In summary, the loss of biodiversity in mountain regions due to climate change is a serious concern. It not only affects fragile ecosystems but also has implications for human communities that rely on them for their livelihoods.
Why Is Access and Safety Regarding Mountaineering Extremely Important?
Mountaineering is a high-risk activity, and with the impacts of climate change, it has become even more dangerous. Changes in weather patterns have resulted in more extreme weather conditions, including stronger winds, heavier snowfall, and increased risk of avalanches.
This has made it harder for climbers to plan and execute their climbs, leading to increased risks.
The melting of glaciers and thawing of permafrost has also resulted in unstable terrain, increasing the risk of rockfall, landslides, and crevasses. These hazards are not only dangerous but also unpredictable, making it hard for climbers to assess the risks accurately.
Access to some of the world’s highest peaks has also become more challenging due to the impact of climate change. The receding glaciers have left behind unstable moraines and exposed rock faces, making it harder for climbers to access these peaks.
Some of the most popular climbing routes have become more treacherous and require more technical skills, making them accessible only to the most experienced climbers.
The impact of climate change on access and safety in mountaineering is a significant concern for the mountaineering community. The risks are increasing, and climbers need to be aware of the changing conditions and take appropriate measures to ensure their safety.
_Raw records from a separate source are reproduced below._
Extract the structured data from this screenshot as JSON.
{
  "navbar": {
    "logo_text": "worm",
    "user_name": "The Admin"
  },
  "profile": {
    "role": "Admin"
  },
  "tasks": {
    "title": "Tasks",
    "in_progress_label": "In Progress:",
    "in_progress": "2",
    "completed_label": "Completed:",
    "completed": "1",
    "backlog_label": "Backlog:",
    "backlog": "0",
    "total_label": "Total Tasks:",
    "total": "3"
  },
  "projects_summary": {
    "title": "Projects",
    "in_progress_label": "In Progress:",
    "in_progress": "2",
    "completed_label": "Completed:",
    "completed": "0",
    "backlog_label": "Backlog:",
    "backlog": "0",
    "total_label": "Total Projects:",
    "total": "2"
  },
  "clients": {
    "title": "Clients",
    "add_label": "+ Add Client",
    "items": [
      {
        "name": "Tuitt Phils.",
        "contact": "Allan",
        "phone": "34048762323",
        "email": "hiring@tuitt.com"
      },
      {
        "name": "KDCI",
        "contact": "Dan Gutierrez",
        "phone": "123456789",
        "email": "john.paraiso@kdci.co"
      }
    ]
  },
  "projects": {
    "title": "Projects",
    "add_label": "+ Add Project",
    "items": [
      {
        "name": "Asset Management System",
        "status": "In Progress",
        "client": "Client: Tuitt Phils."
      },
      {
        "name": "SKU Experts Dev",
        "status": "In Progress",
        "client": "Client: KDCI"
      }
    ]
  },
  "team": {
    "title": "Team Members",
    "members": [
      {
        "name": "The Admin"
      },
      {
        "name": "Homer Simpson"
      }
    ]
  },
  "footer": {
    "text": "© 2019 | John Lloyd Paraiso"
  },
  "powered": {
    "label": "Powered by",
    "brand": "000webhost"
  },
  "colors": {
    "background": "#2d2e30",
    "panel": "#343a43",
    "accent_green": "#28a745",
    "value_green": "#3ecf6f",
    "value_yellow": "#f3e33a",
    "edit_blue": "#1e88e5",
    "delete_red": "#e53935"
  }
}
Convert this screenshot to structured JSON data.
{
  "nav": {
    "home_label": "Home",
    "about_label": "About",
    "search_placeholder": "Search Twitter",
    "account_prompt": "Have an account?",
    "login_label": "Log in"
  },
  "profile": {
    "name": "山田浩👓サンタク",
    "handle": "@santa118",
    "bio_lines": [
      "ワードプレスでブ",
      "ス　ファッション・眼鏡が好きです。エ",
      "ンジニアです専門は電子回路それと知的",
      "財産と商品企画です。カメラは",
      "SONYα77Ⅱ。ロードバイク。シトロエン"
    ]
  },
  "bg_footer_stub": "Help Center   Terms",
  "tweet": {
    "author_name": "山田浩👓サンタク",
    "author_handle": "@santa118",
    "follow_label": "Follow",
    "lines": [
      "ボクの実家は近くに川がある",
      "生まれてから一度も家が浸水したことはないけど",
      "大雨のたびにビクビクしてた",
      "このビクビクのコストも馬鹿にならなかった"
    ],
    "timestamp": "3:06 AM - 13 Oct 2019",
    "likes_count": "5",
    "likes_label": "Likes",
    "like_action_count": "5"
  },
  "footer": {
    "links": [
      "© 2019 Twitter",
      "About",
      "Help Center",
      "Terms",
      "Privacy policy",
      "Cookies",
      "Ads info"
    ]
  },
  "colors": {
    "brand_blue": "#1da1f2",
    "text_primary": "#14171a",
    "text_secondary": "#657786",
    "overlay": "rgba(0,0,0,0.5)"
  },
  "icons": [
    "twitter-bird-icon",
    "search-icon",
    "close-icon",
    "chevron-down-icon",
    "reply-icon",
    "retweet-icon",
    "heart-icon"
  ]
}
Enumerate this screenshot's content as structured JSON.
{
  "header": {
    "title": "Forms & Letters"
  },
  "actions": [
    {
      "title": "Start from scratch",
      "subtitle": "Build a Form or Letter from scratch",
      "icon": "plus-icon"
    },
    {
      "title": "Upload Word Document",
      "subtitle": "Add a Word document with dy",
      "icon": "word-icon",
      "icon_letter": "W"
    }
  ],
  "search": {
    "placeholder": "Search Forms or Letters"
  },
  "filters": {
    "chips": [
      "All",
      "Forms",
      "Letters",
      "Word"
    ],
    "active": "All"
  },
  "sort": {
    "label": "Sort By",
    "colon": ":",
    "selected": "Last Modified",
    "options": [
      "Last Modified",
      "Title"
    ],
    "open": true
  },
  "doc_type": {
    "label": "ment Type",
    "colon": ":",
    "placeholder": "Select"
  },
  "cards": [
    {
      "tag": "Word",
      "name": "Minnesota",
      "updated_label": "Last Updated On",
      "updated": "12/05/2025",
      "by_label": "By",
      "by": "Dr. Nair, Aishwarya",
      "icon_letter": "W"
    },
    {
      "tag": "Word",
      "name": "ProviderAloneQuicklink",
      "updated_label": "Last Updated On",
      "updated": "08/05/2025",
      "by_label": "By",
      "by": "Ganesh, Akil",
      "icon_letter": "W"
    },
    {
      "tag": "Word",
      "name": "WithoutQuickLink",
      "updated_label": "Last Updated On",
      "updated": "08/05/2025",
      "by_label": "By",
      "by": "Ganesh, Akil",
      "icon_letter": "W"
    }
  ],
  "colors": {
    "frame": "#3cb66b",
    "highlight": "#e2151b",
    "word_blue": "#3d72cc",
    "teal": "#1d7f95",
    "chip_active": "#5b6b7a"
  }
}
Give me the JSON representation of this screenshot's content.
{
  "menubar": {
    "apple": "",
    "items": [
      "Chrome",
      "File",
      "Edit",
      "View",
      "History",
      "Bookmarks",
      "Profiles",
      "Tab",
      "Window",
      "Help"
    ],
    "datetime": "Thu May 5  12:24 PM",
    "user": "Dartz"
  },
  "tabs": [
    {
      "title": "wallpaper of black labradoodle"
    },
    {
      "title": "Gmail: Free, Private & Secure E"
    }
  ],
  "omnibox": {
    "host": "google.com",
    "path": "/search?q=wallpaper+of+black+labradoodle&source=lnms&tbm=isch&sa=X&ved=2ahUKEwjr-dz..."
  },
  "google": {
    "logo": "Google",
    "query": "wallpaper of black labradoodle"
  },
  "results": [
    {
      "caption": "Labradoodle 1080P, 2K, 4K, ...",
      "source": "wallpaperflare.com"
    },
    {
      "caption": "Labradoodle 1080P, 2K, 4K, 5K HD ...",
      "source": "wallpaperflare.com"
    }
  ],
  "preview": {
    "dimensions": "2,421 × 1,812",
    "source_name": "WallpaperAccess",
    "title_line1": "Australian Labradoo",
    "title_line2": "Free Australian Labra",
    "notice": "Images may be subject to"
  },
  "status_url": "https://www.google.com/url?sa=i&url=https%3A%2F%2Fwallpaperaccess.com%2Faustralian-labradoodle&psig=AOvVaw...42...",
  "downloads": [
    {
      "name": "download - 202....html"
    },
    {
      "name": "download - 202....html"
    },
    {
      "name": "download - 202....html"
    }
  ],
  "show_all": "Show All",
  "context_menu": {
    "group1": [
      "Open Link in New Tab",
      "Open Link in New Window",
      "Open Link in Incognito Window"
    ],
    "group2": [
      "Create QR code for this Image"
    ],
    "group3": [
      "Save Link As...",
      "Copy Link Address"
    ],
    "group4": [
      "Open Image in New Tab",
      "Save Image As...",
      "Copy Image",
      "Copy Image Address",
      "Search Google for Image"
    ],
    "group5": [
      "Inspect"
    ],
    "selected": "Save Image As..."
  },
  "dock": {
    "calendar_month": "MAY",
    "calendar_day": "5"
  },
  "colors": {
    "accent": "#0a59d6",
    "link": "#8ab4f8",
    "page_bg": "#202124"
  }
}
Read more about the Mountaineer’s Help to Conserve the Mountains
In conclusion, climate change is already having a significant impact on mountaineering, and this impact is only going to become more pronounced in the years to come.
From changes in weather patterns to melting glaciers, loss of biodiversity, and access and safety issues, the challenges facing mountaineers are becoming more complex and difficult to navigate.
However, with greater awareness and a commitment to sustainable practices, there is still hope for the future of mountaineering.
By taking action to reduce our impact on the environment and protect the world’s fragile ecosystems, we can ensure that future generations of climbers will have the same opportunities to experience the thrill and wonder of the mountains that we do today.
The biggest climate change-driven threat to climbing is the melting of glaciers. As glaciers melt, they can become unstable, leading to an increased risk of avalanches and rockfall. This can make climbing more dangerous and difficult, particularly in areas that are already prone to these hazards.
Climate change is already affecting Mount Everest in several ways. The most visible impact is the melting of the Khumbu Glacier, which is located at the base of the mountain. This has led to increased rockfall and avalanches, making the climb more difficult and dangerous.
Climbers can cause damage to vegetation, disturb wildlife, and leave behind waste and litter. In addition, the use of fossil fuels to transport climbers and their equipment to remote locations can contribute to greenhouse gas emissions and exacerbate climate change.
Justin Harrhy is a skilled writer and mountaineer with a passion for mountains and exploring various places around the world. He is excited to share his knowledge and experiences with the Mountaineering community.